____ Raw data

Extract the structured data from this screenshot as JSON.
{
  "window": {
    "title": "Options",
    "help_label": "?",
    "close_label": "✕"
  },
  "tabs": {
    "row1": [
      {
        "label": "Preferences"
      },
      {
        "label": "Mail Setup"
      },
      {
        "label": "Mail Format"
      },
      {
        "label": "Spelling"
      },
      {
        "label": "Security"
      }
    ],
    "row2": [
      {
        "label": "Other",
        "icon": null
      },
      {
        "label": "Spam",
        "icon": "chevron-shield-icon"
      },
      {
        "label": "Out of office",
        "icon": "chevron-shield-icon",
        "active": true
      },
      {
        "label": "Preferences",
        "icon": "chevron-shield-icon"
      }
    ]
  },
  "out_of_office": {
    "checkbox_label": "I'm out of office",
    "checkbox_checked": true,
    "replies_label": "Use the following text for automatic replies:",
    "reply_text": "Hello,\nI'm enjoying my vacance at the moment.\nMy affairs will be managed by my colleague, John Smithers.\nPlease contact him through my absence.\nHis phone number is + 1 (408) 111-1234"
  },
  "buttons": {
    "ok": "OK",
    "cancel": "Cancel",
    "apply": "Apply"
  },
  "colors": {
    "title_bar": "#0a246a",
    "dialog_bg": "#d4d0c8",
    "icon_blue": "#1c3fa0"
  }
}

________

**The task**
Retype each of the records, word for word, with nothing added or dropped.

**Task solution**
Extract the structured data from this screenshot as JSON.
{
  "window": {
    "title": "Options",
    "help_label": "?",
    "close_label": "✕"
  },
  "tabs": {
    "row1": [
      {
        "label": "Preferences"
      },
      {
        "label": "Mail Setup"
      },
      {
        "label": "Mail Format"
      },
      {
        "label": "Spelling"
      },
      {
        "label": "Security"
      }
    ],
    "row2": [
      {
        "label": "Other",
        "icon": null
      },
      {
        "label": "Spam",
        "icon": "chevron-shield-icon"
      },
      {
        "label": "Out of office",
        "icon": "chevron-shield-icon",
        "active": true
      },
      {
        "label": "Preferences",
        "icon": "chevron-shield-icon"
      }
    ]
  },
  "out_of_office": {
    "checkbox_label": "I'm out of office",
    "checkbox_checked": true,
    "replies_label": "Use the following text for automatic replies:",
    "reply_text": "Hello,\nI'm enjoying my vacance at the moment.\nMy affairs will be managed by my colleague, John Smithers.\nPlease contact him through my absence.\nHis phone number is + 1 (408) 111-1234"
  },
  "buttons": {
    "ok": "OK",
    "cancel": "Cancel",
    "apply": "Apply"
  },
  "colors": {
    "title_bar": "#0a246a",
    "dialog_bg": "#d4d0c8",
    "icon_blue": "#1c3fa0"
  }
}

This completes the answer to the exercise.